I’m driving. (Because I drive a lot. I’ve put 10,000 miles on my vehicles since May 11. I feel like that’s a lot) and I’m thinking about a passage I read last night in James 1 about trials and tribulations. In the first verses it says that we can have joy through these tribulations. That those without wisdom are tossed and turned like waves in the oceans, but those who believe God’s will serves a purpose, can have joy. It goes on to say that when in question, ask the Lord for wisdom because these trials and tribulation while not lightning bolts thrown by God, are allowed to occur and through perseverance make us stronger.
So right then I’m asking for wisdom and contemplating this joy. How can I have joy when my plan isn’t working out like I planed!? But I’m stunned to realize all these little blessings have occurred over the past forty-eight hours as I’m wound up in my own self.
I’ve been missing so many of these extremely beautiful blessings while worrying over these trials that are going to pass. My horse has a welcoming home; I just dropped her off at the most perfect facility that a graceful coach welcomed me to within a few hours notice. I’ll have the opportunity to ride around some of the best young and adult riders in the southeast and audit Olympic riders. (Small jump from Alabama riding her quarter-horse around the cows.) It’s perfect, and welcoming, and the right footing in the ring for Frye’s fancy feet.
Second, My engaged best friend, who while I may miss her shower and cake, now lives in the same city and works with lots of eligible bachelors and has the same taste in wine.
Then, That horse who sold months ago, the payment came in Friday. Like this past Friday. Why was I worried all those months, if it had come at any other time those funds would have been spent on a $400 D’yon Bridle because horse tack is my weakness, and just covered so many moving costs instead.
See, I’m going to cry again. All these seemingly big or small trials. They go away. Maybe some last hours to years but in the lifetime they go away. And all the time, really incredible things are going on that are missed if you allow yourself to get bogged down. I get frustrated at myself, because I’m like I could have had a lot more joy if I didn’t let one or twenty bad things distract my focus from everything else.
The cool story about the end of Job is that after he loses wealth, family, his skin, it’s all returned to him ten-fold. He became a great leader and went on to prosper and be A-Okay. So the moral is I’m going to be A-Okay. Hard things do not mean that you’re doing the wrong thing or being punished.
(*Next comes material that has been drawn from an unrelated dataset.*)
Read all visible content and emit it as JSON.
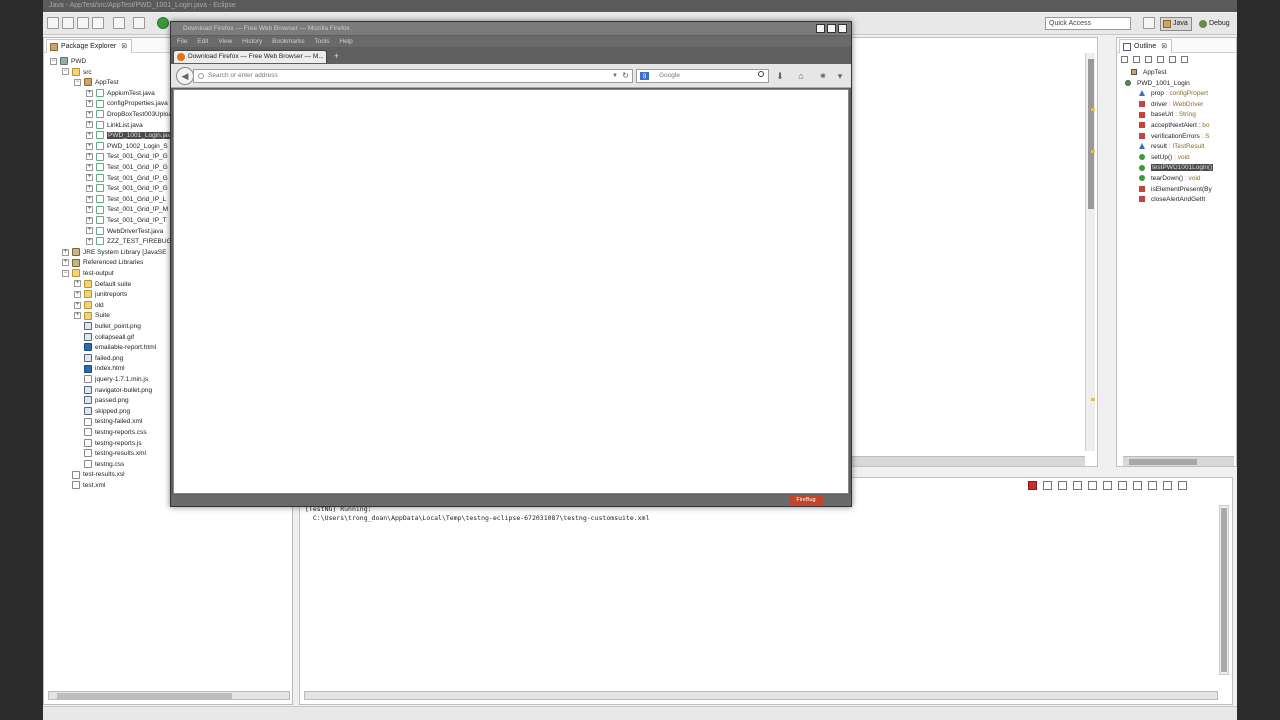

They’re tools to make you stronger and more mature.
Dear Lord, please do not take away my skin like Job. But if it’s in the works, I’m just going to have faith that some Jesus-loving boy with a frat swoop and a Barbour vest will still like me and it’ll be A-Okay. Amen.